═════ Records supplied ═════
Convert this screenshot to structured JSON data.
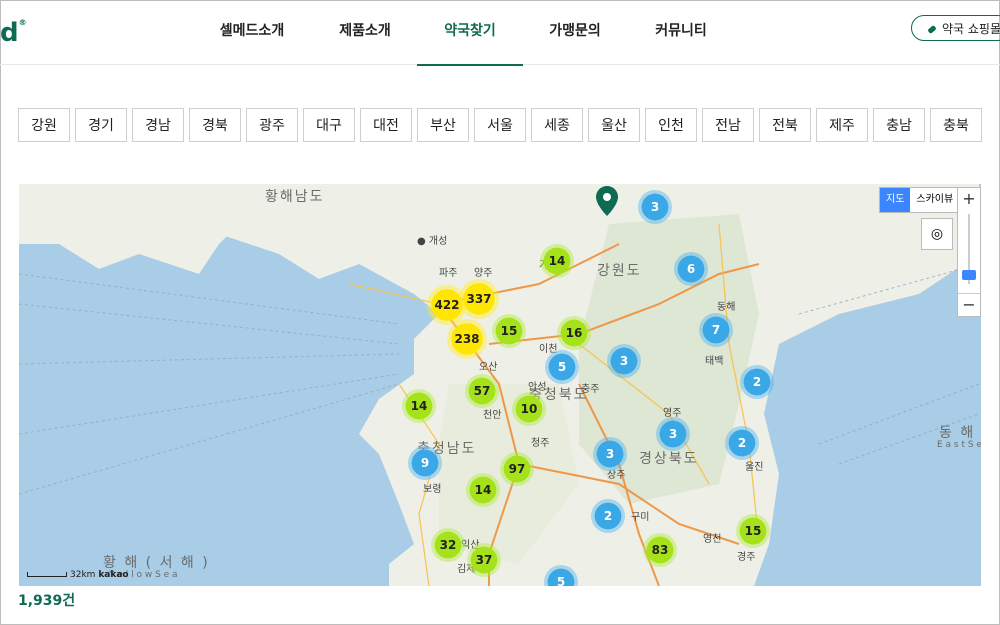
{
  "header": {
    "logo": "d",
    "logo_mark": "®",
    "nav": [
      {
        "label": "셀메드소개",
        "active": false
      },
      {
        "label": "제품소개",
        "active": false
      },
      {
        "label": "약국찾기",
        "active": true
      },
      {
        "label": "가맹문의",
        "active": false
      },
      {
        "label": "커뮤니티",
        "active": false
      }
    ],
    "shop_button": "약국 쇼핑몰",
    "accent": "#0e6b52"
  },
  "regions": [
    "강원",
    "경기",
    "경남",
    "경북",
    "광주",
    "대구",
    "대전",
    "부산",
    "서울",
    "세종",
    "울산",
    "인천",
    "전남",
    "전북",
    "제주",
    "충남",
    "충북"
  ],
  "map": {
    "type_control": {
      "map": "지도",
      "skyview": "스카이뷰",
      "selected": "지도"
    },
    "zoom_in": "+",
    "zoom_out": "−",
    "scale_label": "32km",
    "provider": "kakao",
    "labels": {
      "yellow_sea_north": "황해남도",
      "gaeseong": "개성",
      "gangwon": "강원도",
      "chungbuk": "충청북도",
      "chungnam": "충청남도",
      "gyeongbuk": "경상북도",
      "east_sea": "동 해",
      "east_sea_en": "E a s t  S e",
      "yellow_sea": "황 해 ( 서 해 )",
      "yellow_sea_en": "Y e l l o w  S e a",
      "boryeong": "보령",
      "gimje": "김제",
      "iksan": "익산",
      "cheongju": "청주",
      "cheonan": "천안",
      "ansung": "안성",
      "icheon": "이천",
      "osan": "오산",
      "paju": "파주",
      "yangju": "양주",
      "gapyeong": "가평",
      "chungju": "충주",
      "yeongju": "영주",
      "sangju": "상주",
      "taebaek": "태백",
      "gumi": "구미",
      "yeongcheon": "영천",
      "gyeongju": "경주",
      "donghae": "동해",
      "uljin": "울진"
    },
    "clusters": [
      {
        "count": "3",
        "color": "blue"
      },
      {
        "count": "14",
        "color": "green"
      },
      {
        "count": "6",
        "color": "blue"
      },
      {
        "count": "422",
        "color": "yellow"
      },
      {
        "count": "337",
        "color": "yellow"
      },
      {
        "count": "15",
        "color": "green"
      },
      {
        "count": "16",
        "color": "green"
      },
      {
        "count": "238",
        "color": "yellow"
      },
      {
        "count": "7",
        "color": "blue"
      },
      {
        "count": "5",
        "color": "blue"
      },
      {
        "count": "3",
        "color": "blue"
      },
      {
        "count": "57",
        "color": "green"
      },
      {
        "count": "2",
        "color": "blue"
      },
      {
        "count": "14",
        "color": "green"
      },
      {
        "count": "10",
        "color": "green"
      },
      {
        "count": "3",
        "color": "blue"
      },
      {
        "count": "2",
        "color": "blue"
      },
      {
        "count": "9",
        "color": "blue"
      },
      {
        "count": "3",
        "color": "blue"
      },
      {
        "count": "97",
        "color": "green"
      },
      {
        "count": "14",
        "color": "green"
      },
      {
        "count": "2",
        "color": "blue"
      },
      {
        "count": "15",
        "color": "green"
      },
      {
        "count": "32",
        "color": "green"
      },
      {
        "count": "83",
        "color": "green"
      },
      {
        "count": "37",
        "color": "green"
      },
      {
        "count": "5",
        "color": "blue"
      }
    ]
  },
  "result_count": "1,939건"
}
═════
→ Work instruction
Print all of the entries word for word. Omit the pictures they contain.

→ Solution for this task
Convert this screenshot to structured JSON data.
{
  "header": {
    "logo": "d",
    "logo_mark": "®",
    "nav": [
      {
        "label": "셀메드소개",
        "active": false
      },
      {
        "label": "제품소개",
        "active": false
      },
      {
        "label": "약국찾기",
        "active": true
      },
      {
        "label": "가맹문의",
        "active": false
      },
      {
        "label": "커뮤니티",
        "active": false
      }
    ],
    "shop_button": "약국 쇼핑몰",
    "accent": "#0e6b52"
  },
  "regions": [
    "강원",
    "경기",
    "경남",
    "경북",
    "광주",
    "대구",
    "대전",
    "부산",
    "서울",
    "세종",
    "울산",
    "인천",
    "전남",
    "전북",
    "제주",
    "충남",
    "충북"
  ],
  "map": {
    "type_control": {
      "map": "지도",
      "skyview": "스카이뷰",
      "selected": "지도"
    },
    "zoom_in": "+",
    "zoom_out": "−",
    "scale_label": "32km",
    "provider": "kakao",
    "labels": {
      "yellow_sea_north": "황해남도",
      "gaeseong": "개성",
      "gangwon": "강원도",
      "chungbuk": "충청북도",
      "chungnam": "충청남도",
      "gyeongbuk": "경상북도",
      "east_sea": "동 해",
      "east_sea_en": "E a s t  S e",
      "yellow_sea": "황 해 ( 서 해 )",
      "yellow_sea_en": "Y e l l o w  S e a",
      "boryeong": "보령",
      "gimje": "김제",
      "iksan": "익산",
      "cheongju": "청주",
      "cheonan": "천안",
      "ansung": "안성",
      "icheon": "이천",
      "osan": "오산",
      "paju": "파주",
      "yangju": "양주",
      "gapyeong": "가평",
      "chungju": "충주",
      "yeongju": "영주",
      "sangju": "상주",
      "taebaek": "태백",
      "gumi": "구미",
      "yeongcheon": "영천",
      "gyeongju": "경주",
      "donghae": "동해",
      "uljin": "울진"
    },
    "clusters": [
      {
        "count": "3",
        "color": "blue"
      },
      {
        "count": "14",
        "color": "green"
      },
      {
        "count": "6",
        "color": "blue"
      },
      {
        "count": "422",
        "color": "yellow"
      },
      {
        "count": "337",
        "color": "yellow"
      },
      {
        "count": "15",
        "color": "green"
      },
      {
        "count": "16",
        "color": "green"
      },
      {
        "count": "238",
        "color": "yellow"
      },
      {
        "count": "7",
        "color": "blue"
      },
      {
        "count": "5",
        "color": "blue"
      },
      {
        "count": "3",
        "color": "blue"
      },
      {
        "count": "57",
        "color": "green"
      },
      {
        "count": "2",
        "color": "blue"
      },
      {
        "count": "14",
        "color": "green"
      },
      {
        "count": "10",
        "color": "green"
      },
      {
        "count": "3",
        "color": "blue"
      },
      {
        "count": "2",
        "color": "blue"
      },
      {
        "count": "9",
        "color": "blue"
      },
      {
        "count": "3",
        "color": "blue"
      },
      {
        "count": "97",
        "color": "green"
      },
      {
        "count": "14",
        "color": "green"
      },
      {
        "count": "2",
        "color": "blue"
      },
      {
        "count": "15",
        "color": "green"
      },
      {
        "count": "32",
        "color": "green"
      },
      {
        "count": "83",
        "color": "green"
      },
      {
        "count": "37",
        "color": "green"
      },
      {
        "count": "5",
        "color": "blue"
      }
    ]
  },
  "result_count": "1,939건"
}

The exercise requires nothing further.